When Congress returns in a lame-duck session in mid-November is the best opportunity to get a map finalized, Huntsman said. "It's during that time that I would be willing to call a special session and to look at whether or not we can come to grips with a fourth district. It seems that the political will is there with respect to the Judiciary Committee, which is driving this whole process in Washington."
Huntsman remained optimistic Utah will finally get its fourth House member.
"I think that there's a better than 50-50 likelihood that after the election in November, during the lame duck session, we're likely to figure out a way to get a fourth seat."
The new map was drawn at the behest of Congress, which is considering legislation that would grant Utah a fourth congressional seat and the District of Columbia its first full-voting House member.
The legislation was originally written to grant Utah a seat temporarily elected at-large as a way to calm Democratic fears that the state would gerrymander Matheson into a more Republican district than he currently represents. But Judiciary Chairman James Sensenbrenner wants to strike that provision and have the new seat represent a regular-sized district.

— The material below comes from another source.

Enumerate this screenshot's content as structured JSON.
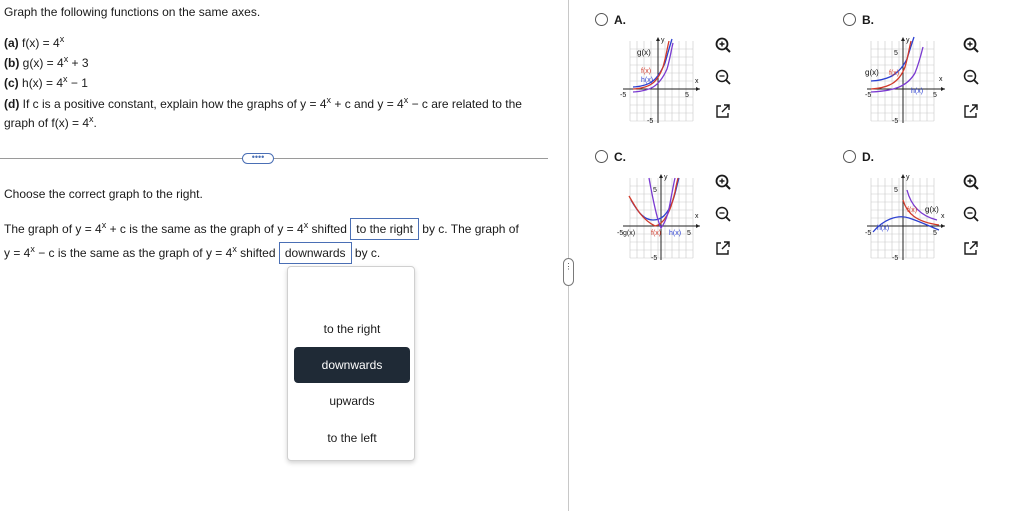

"Sensenbrenner has single-handedly derailed that option," Matheson says. But "I don't think we should be giving up on that option. We need to keep all of the options on the table."
Utah Republican Party Executive Director Jeff Hartley said it was strange that Matheson wouldn't want a Democratic seat, and that Matheson needs to get on board to move the bill forward.
"Jim Matheson may cost Utah the fourth seat by refusing to endorse the plan presented which guarantees him re-election," Hartley said. "The Democrats in Congress have made it clear they will not support this plan without Matheson on board. He holds the cards and is putting the fourth seat for Utah in jeopardy."
Matheson counters that GOP members are holding up the bill, not Democrats.
"Last I heard the House of Representatives is in the Republican Party's hands," Matheson said, noting Republicans could pass the bill if they wanted.
The bill to grant Republican-heavy Utah a fourth seat and the Democratic-dominated District of Columbia its first was planned as bipartisan legislation to add two members with no advantage to either party. Utah barely lost out on getting a fourth seat in Congress after the 2000 census.